Reproduce every line below exactly as written; do not include the images.

**Records supplied**:
#####

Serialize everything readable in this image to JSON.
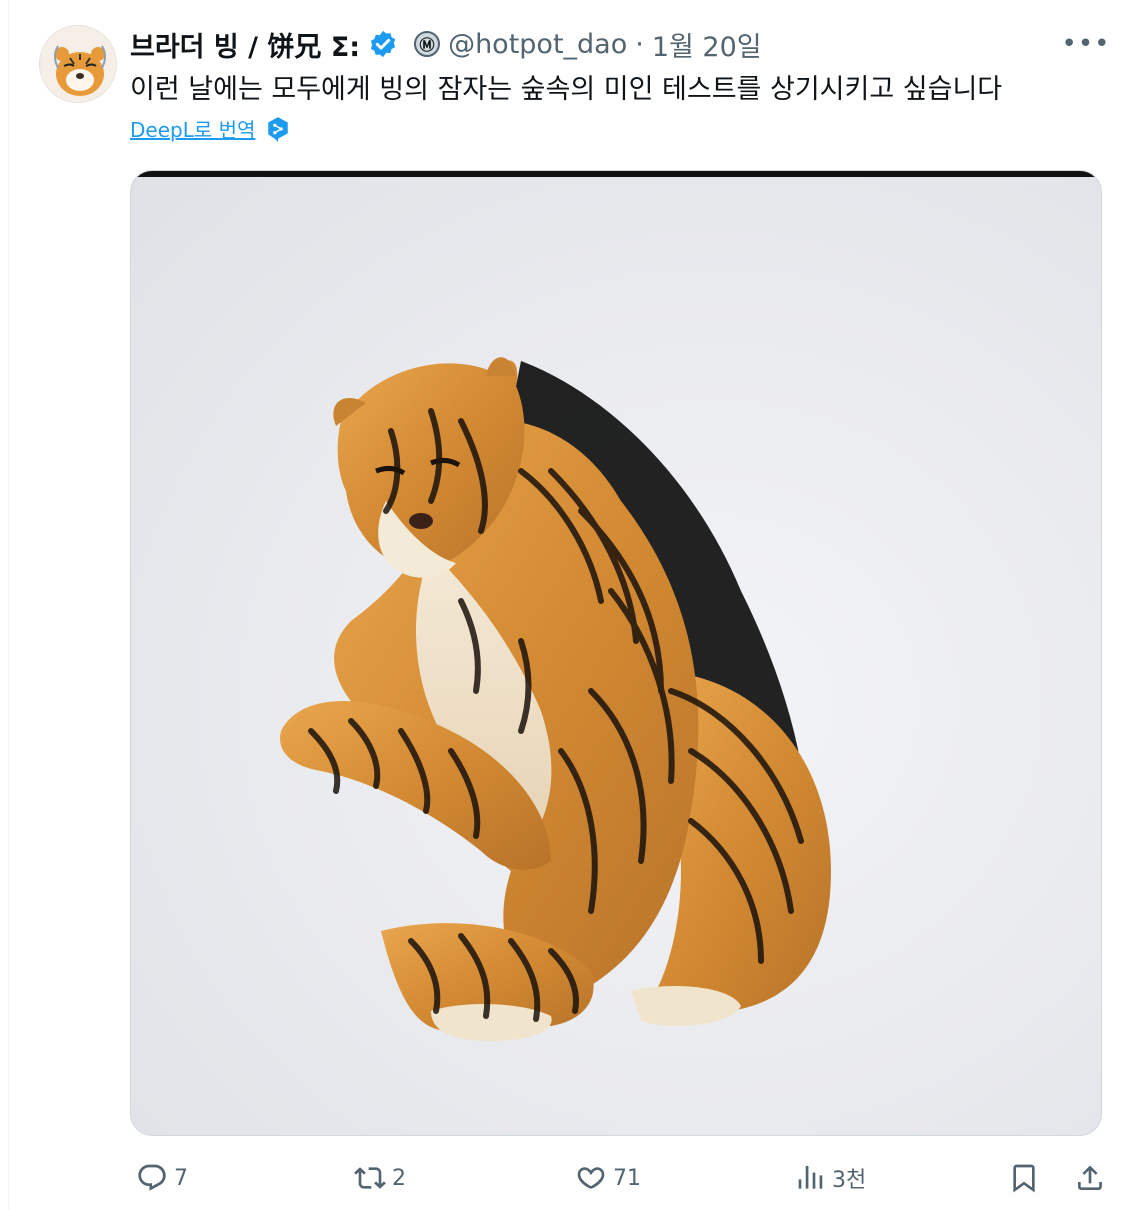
{
  "tweet": {
    "display_name": "브라더 빙 / 饼兄 Σ:",
    "affiliate_badge": "Ⓜ",
    "handle": "@hotpot_dao",
    "separator": "·",
    "date": "1월 20일",
    "more_label": "•••",
    "text": "이런 날에는 모두에게 빙의 잠자는 숲속의 미인 테스트를 상기시키고 싶습니다",
    "translate_label": "DeepL로 번역"
  },
  "actions": {
    "replies": "7",
    "reposts": "2",
    "likes": "71",
    "views": "3천"
  },
  "colors": {
    "accent": "#1d9bf0",
    "muted": "#536471",
    "text": "#0f1419",
    "verified": "#1d9bf0",
    "deepl": "#1d9bf0"
  },
  "icons": {
    "verified": "verified-badge-icon",
    "affiliate": "affiliate-badge-icon",
    "more": "more-icon",
    "translate": "deepl-icon",
    "reply": "reply-icon",
    "repost": "repost-icon",
    "like": "like-icon",
    "views": "views-icon",
    "bookmark": "bookmark-icon",
    "share": "share-icon"
  },
  "media": {
    "subject": "sitting-tiger"
  }
}
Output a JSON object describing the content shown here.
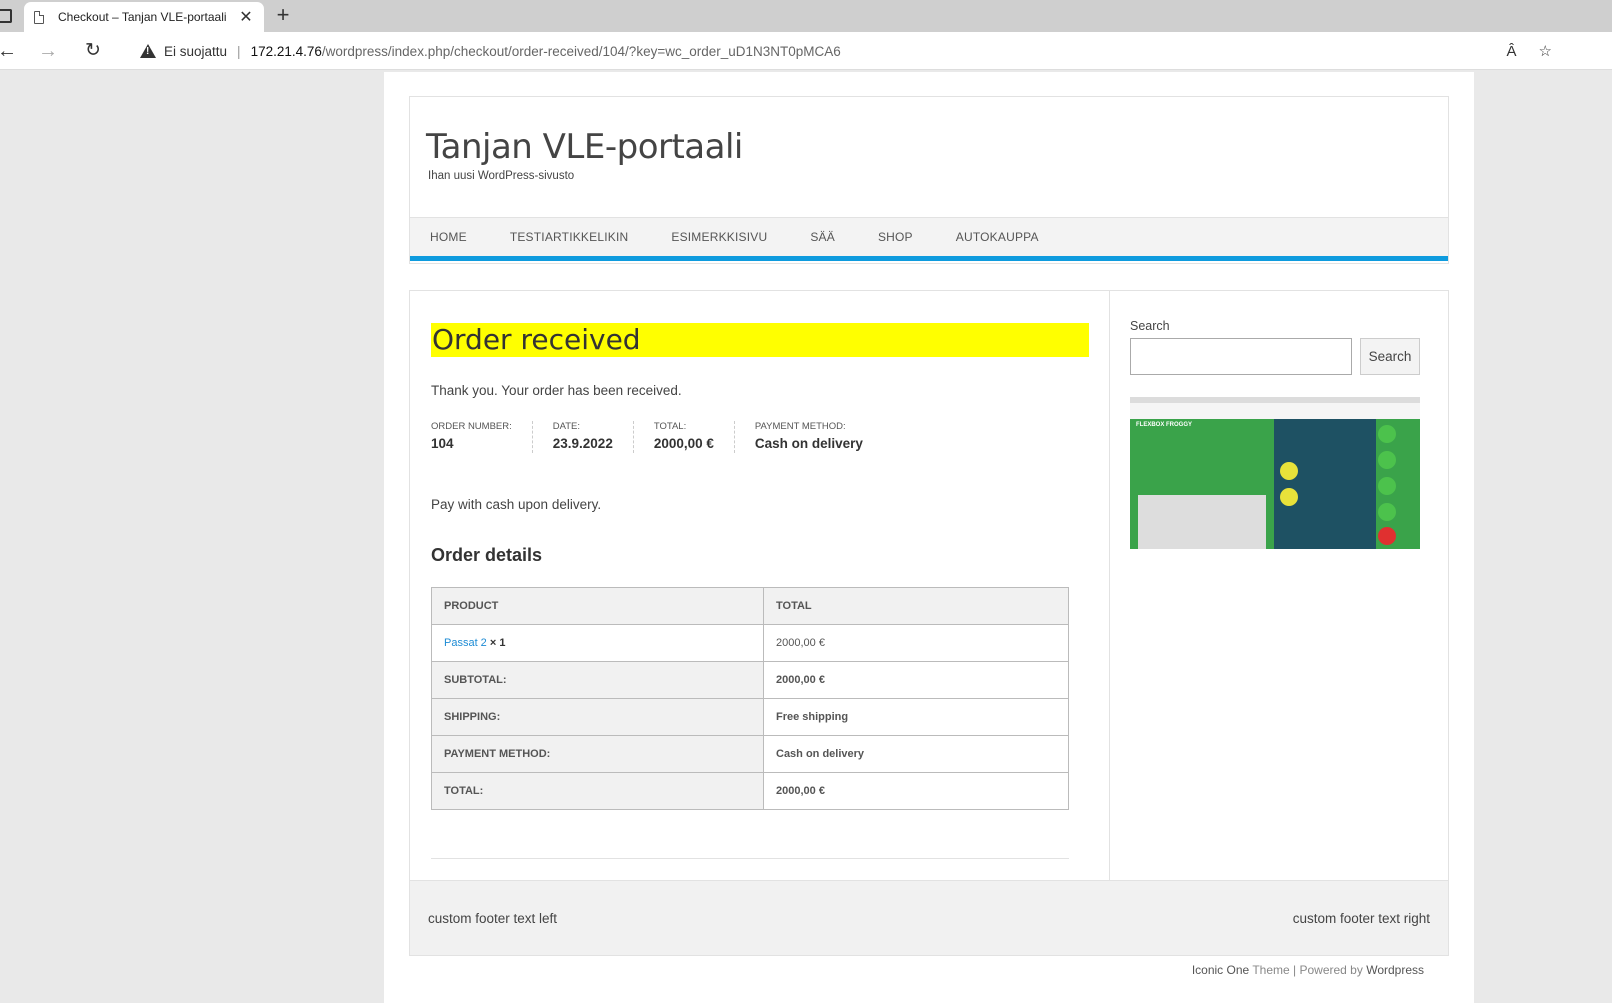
{
  "browser": {
    "tab_title": "Checkout – Tanjan VLE-portaali",
    "tab_close": "✕",
    "new_tab": "+",
    "insecure_label": "Ei suojattu",
    "url_host": "172.21.4.76",
    "url_path": "/wordpress/index.php/checkout/order-received/104/?key=wc_order_uD1N3NT0pMCA6",
    "read_aloud": "Â",
    "favorite": "☆"
  },
  "site": {
    "title": "Tanjan VLE-portaali",
    "tagline": "Ihan uusi WordPress-sivusto",
    "menu": [
      "HOME",
      "TESTIARTIKKELIKIN",
      "ESIMERKKISIVU",
      "SÄÄ",
      "SHOP",
      "AUTOKAUPPA"
    ],
    "accent": "#0e9bde"
  },
  "order": {
    "heading": "Order received",
    "thanks": "Thank you. Your order has been received.",
    "overview": [
      {
        "label": "ORDER NUMBER:",
        "value": "104"
      },
      {
        "label": "DATE:",
        "value": "23.9.2022"
      },
      {
        "label": "TOTAL:",
        "value": "2000,00 €"
      },
      {
        "label": "PAYMENT METHOD:",
        "value": "Cash on delivery"
      }
    ],
    "pay_note": "Pay with cash upon delivery.",
    "details_title": "Order details",
    "table": {
      "headers": [
        "PRODUCT",
        "TOTAL"
      ],
      "product_name": "Passat 2",
      "product_qty": "× 1",
      "product_total": "2000,00 €",
      "rows": [
        {
          "label": "SUBTOTAL:",
          "value": "2000,00 €"
        },
        {
          "label": "SHIPPING:",
          "value": "Free shipping"
        },
        {
          "label": "PAYMENT METHOD:",
          "value": "Cash on delivery"
        },
        {
          "label": "TOTAL:",
          "value": "2000,00 €"
        }
      ]
    }
  },
  "sidebar": {
    "search_label": "Search",
    "search_button": "Search",
    "thumb_title": "FLEXBOX FROGGY"
  },
  "footer": {
    "left": "custom footer text left",
    "right": "custom footer text right",
    "credits_theme": "Iconic One",
    "credits_theme_word": "Theme",
    "credits_sep": "|",
    "credits_powered": "Powered by",
    "credits_wp": "Wordpress"
  }
}
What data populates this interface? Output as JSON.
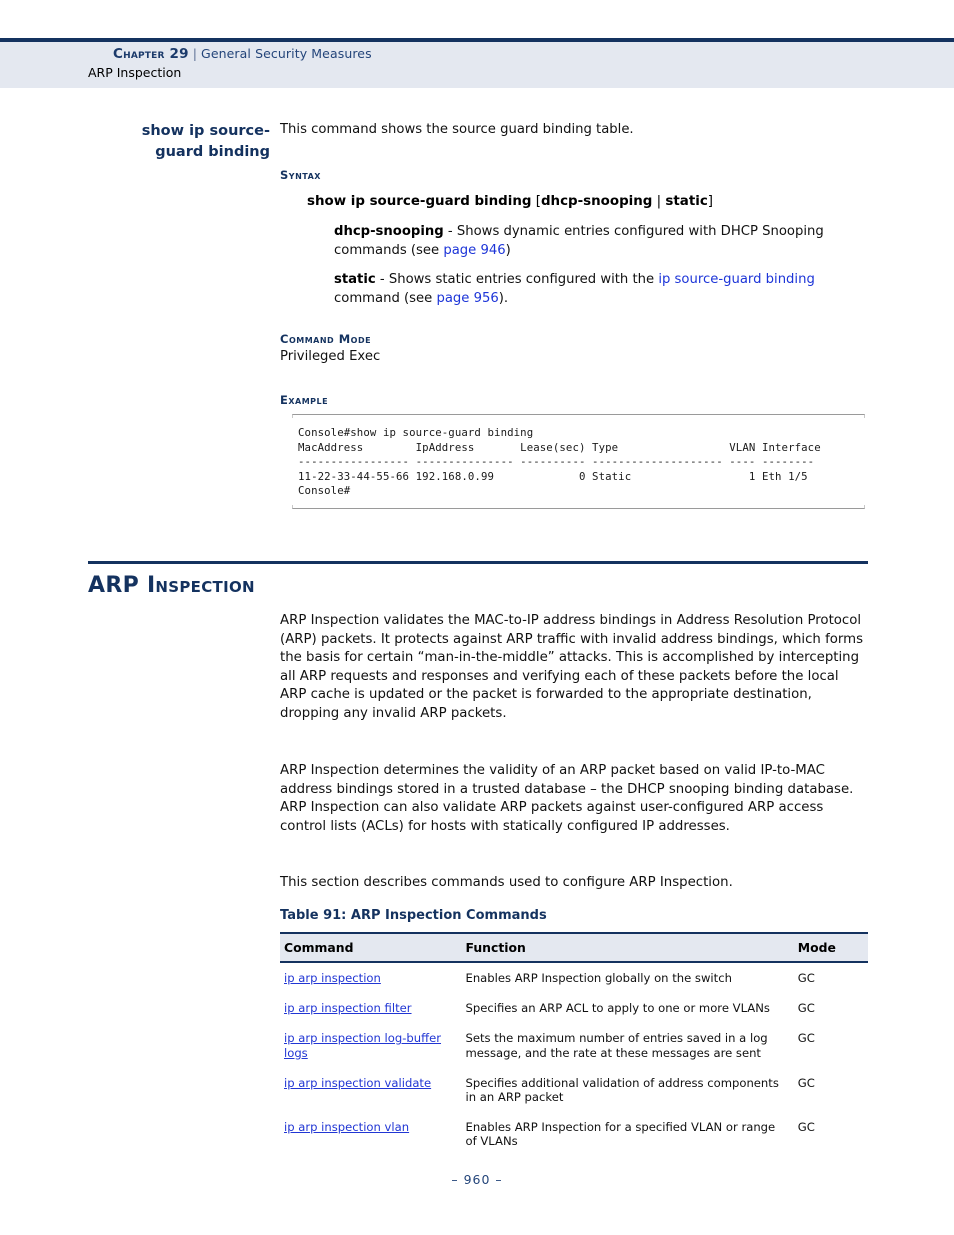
{
  "page": {
    "footer": "–  960  –",
    "accent_navy": "#14325f",
    "link_blue": "#2136d4",
    "band_gray": "#e4e8f0"
  },
  "header": {
    "chapter_word": "Chapter 29",
    "separator": "|",
    "chapter_title": "General Security Measures",
    "section": "ARP Inspection"
  },
  "command_entry": {
    "title_line1": "show ip source-",
    "title_line2": "guard binding",
    "intro": "This command shows the source guard binding table.",
    "labels": {
      "syntax": "Syntax",
      "command_mode": "Command Mode",
      "example": "Example"
    },
    "syntax": {
      "command": "show ip source-guard binding",
      "bracket_open": "[",
      "option_a": "dhcp-snooping",
      "pipe": "|",
      "option_b": "static",
      "bracket_close": "]"
    },
    "parameters": [
      {
        "name": "dhcp-snooping",
        "text_before": " - Shows dynamic entries configured with DHCP Snooping commands (see ",
        "link": "page 946",
        "text_after": ")"
      },
      {
        "name": "static",
        "text_before": " - Shows static entries configured with the ",
        "link_cmd": "ip source-guard binding",
        "text_mid": " command (see ",
        "link": "page 956",
        "text_after": ")."
      }
    ],
    "command_mode_value": "Privileged Exec",
    "console_example": "Console#show ip source-guard binding\nMacAddress        IpAddress       Lease(sec) Type                 VLAN Interface\n----------------- --------------- ---------- -------------------- ---- --------\n11-22-33-44-55-66 192.168.0.99             0 Static                  1 Eth 1/5\nConsole#"
  },
  "section": {
    "heading": "ARP Inspection",
    "paragraphs": [
      "ARP Inspection validates the MAC-to-IP address bindings in Address Resolution Protocol (ARP) packets. It protects against ARP traffic with invalid address bindings, which forms the basis for certain “man-in-the-middle” attacks. This is accomplished by intercepting all ARP requests and responses and verifying each of these packets before the local ARP cache is updated or the packet is forwarded to the appropriate destination, dropping any invalid ARP packets.",
      "ARP Inspection determines the validity of an ARP packet based on valid IP-to-MAC address bindings stored in a trusted database – the DHCP snooping binding database. ARP Inspection can also validate ARP packets against user-configured ARP access control lists (ACLs) for hosts with statically configured IP addresses.",
      "This section describes commands used to configure ARP Inspection."
    ]
  },
  "table": {
    "caption": "Table 91: ARP Inspection Commands",
    "columns": [
      "Command",
      "Function",
      "Mode"
    ],
    "rows": [
      {
        "command": "ip arp inspection",
        "function": "Enables ARP Inspection globally on the switch",
        "mode": "GC"
      },
      {
        "command": "ip arp inspection filter",
        "function": "Specifies an ARP ACL to apply to one or more VLANs",
        "mode": "GC"
      },
      {
        "command": "ip arp inspection log-buffer logs",
        "function": "Sets the maximum number of entries saved in a log message, and the rate at these messages are sent",
        "mode": "GC"
      },
      {
        "command": "ip arp inspection validate",
        "function": "Specifies additional validation of address components in an ARP packet",
        "mode": "GC"
      },
      {
        "command": "ip arp inspection vlan",
        "function": "Enables ARP Inspection for a specified VLAN or range of VLANs",
        "mode": "GC"
      }
    ]
  }
}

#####

**Answer box**:
Serialize everything readable in this image to JSON.
{
  "tweet": {
    "display_name": "브라더 빙 / 饼兄 Σ:",
    "affiliate_badge": "Ⓜ",
    "handle": "@hotpot_dao",
    "separator": "·",
    "date": "1월 20일",
    "more_label": "•••",
    "text": "이런 날에는 모두에게 빙의 잠자는 숲속의 미인 테스트를 상기시키고 싶습니다",
    "translate_label": "DeepL로 번역"
  },
  "actions": {
    "replies": "7",
    "reposts": "2",
    "likes": "71",
    "views": "3천"
  },
  "colors": {
    "accent": "#1d9bf0",
    "muted": "#536471",
    "text": "#0f1419",
    "verified": "#1d9bf0",
    "deepl": "#1d9bf0"
  },
  "icons": {
    "verified": "verified-badge-icon",
    "affiliate": "affiliate-badge-icon",
    "more": "more-icon",
    "translate": "deepl-icon",
    "reply": "reply-icon",
    "repost": "repost-icon",
    "like": "like-icon",
    "views": "views-icon",
    "bookmark": "bookmark-icon",
    "share": "share-icon"
  },
  "media": {
    "subject": "sitting-tiger"
  }
}
Output a JSON object describing the content shown here.
{
  "browser": {
    "tab_title": "Checkout – Tanjan VLE-portaali",
    "tab_close": "✕",
    "new_tab": "+",
    "insecure_label": "Ei suojattu",
    "url_host": "172.21.4.76",
    "url_path": "/wordpress/index.php/checkout/order-received/104/?key=wc_order_uD1N3NT0pMCA6",
    "read_aloud": "Â",
    "favorite": "☆"
  },
  "site": {
    "title": "Tanjan VLE-portaali",
    "tagline": "Ihan uusi WordPress-sivusto",
    "menu": [
      "HOME",
      "TESTIARTIKKELIKIN",
      "ESIMERKKISIVU",
      "SÄÄ",
      "SHOP",
      "AUTOKAUPPA"
    ],
    "accent": "#0e9bde"
  },
  "order": {
    "heading": "Order received",
    "thanks": "Thank you. Your order has been received.",
    "overview": [
      {
        "label": "ORDER NUMBER:",
        "value": "104"
      },
      {
        "label": "DATE:",
        "value": "23.9.2022"
      },
      {
        "label": "TOTAL:",
        "value": "2000,00 €"
      },
      {
        "label": "PAYMENT METHOD:",
        "value": "Cash on delivery"
      }
    ],
    "pay_note": "Pay with cash upon delivery.",
    "details_title": "Order details",
    "table": {
      "headers": [
        "PRODUCT",
        "TOTAL"
      ],
      "product_name": "Passat 2",
      "product_qty": "× 1",
      "product_total": "2000,00 €",
      "rows": [
        {
          "label": "SUBTOTAL:",
          "value": "2000,00 €"
        },
        {
          "label": "SHIPPING:",
          "value": "Free shipping"
        },
        {
          "label": "PAYMENT METHOD:",
          "value": "Cash on delivery"
        },
        {
          "label": "TOTAL:",
          "value": "2000,00 €"
        }
      ]
    }
  },
  "sidebar": {
    "search_label": "Search",
    "search_button": "Search",
    "thumb_title": "FLEXBOX FROGGY"
  },
  "footer": {
    "left": "custom footer text left",
    "right": "custom footer text right",
    "credits_theme": "Iconic One",
    "credits_theme_word": "Theme",
    "credits_sep": "|",
    "credits_powered": "Powered by",
    "credits_wp": "Wordpress"
  }
}
What data populates this interface? Output as JSON.
{
  "page": {
    "footer": "–  960  –",
    "accent_navy": "#14325f",
    "link_blue": "#2136d4",
    "band_gray": "#e4e8f0"
  },
  "header": {
    "chapter_word": "Chapter 29",
    "separator": "|",
    "chapter_title": "General Security Measures",
    "section": "ARP Inspection"
  },
  "command_entry": {
    "title_line1": "show ip source-",
    "title_line2": "guard binding",
    "intro": "This command shows the source guard binding table.",
    "labels": {
      "syntax": "Syntax",
      "command_mode": "Command Mode",
      "example": "Example"
    },
    "syntax": {
      "command": "show ip source-guard binding",
      "bracket_open": "[",
      "option_a": "dhcp-snooping",
      "pipe": "|",
      "option_b": "static",
      "bracket_close": "]"
    },
    "parameters": [
      {
        "name": "dhcp-snooping",
        "text_before": " - Shows dynamic entries configured with DHCP Snooping commands (see ",
        "link": "page 946",
        "text_after": ")"
      },
      {
        "name": "static",
        "text_before": " - Shows static entries configured with the ",
        "link_cmd": "ip source-guard binding",
        "text_mid": " command (see ",
        "link": "page 956",
        "text_after": ")."
      }
    ],
    "command_mode_value": "Privileged Exec",
    "console_example": "Console#show ip source-guard binding\nMacAddress        IpAddress       Lease(sec) Type                 VLAN Interface\n----------------- --------------- ---------- -------------------- ---- --------\n11-22-33-44-55-66 192.168.0.99             0 Static                  1 Eth 1/5\nConsole#"
  },
  "section": {
    "heading": "ARP Inspection",
    "paragraphs": [
      "ARP Inspection validates the MAC-to-IP address bindings in Address Resolution Protocol (ARP) packets. It protects against ARP traffic with invalid address bindings, which forms the basis for certain “man-in-the-middle” attacks. This is accomplished by intercepting all ARP requests and responses and verifying each of these packets before the local ARP cache is updated or the packet is forwarded to the appropriate destination, dropping any invalid ARP packets.",
      "ARP Inspection determines the validity of an ARP packet based on valid IP-to-MAC address bindings stored in a trusted database – the DHCP snooping binding database. ARP Inspection can also validate ARP packets against user-configured ARP access control lists (ACLs) for hosts with statically configured IP addresses.",
      "This section describes commands used to configure ARP Inspection."
    ]
  },
  "table": {
    "caption": "Table 91: ARP Inspection Commands",
    "columns": [
      "Command",
      "Function",
      "Mode"
    ],
    "rows": [
      {
        "command": "ip arp inspection",
        "function": "Enables ARP Inspection globally on the switch",
        "mode": "GC"
      },
      {
        "command": "ip arp inspection filter",
        "function": "Specifies an ARP ACL to apply to one or more VLANs",
        "mode": "GC"
      },
      {
        "command": "ip arp inspection log-buffer logs",
        "function": "Sets the maximum number of entries saved in a log message, and the rate at these messages are sent",
        "mode": "GC"
      },
      {
        "command": "ip arp inspection validate",
        "function": "Specifies additional validation of address components in an ARP packet",
        "mode": "GC"
      },
      {
        "command": "ip arp inspection vlan",
        "function": "Enables ARP Inspection for a specified VLAN or range of VLANs",
        "mode": "GC"
      }
    ]
  }
}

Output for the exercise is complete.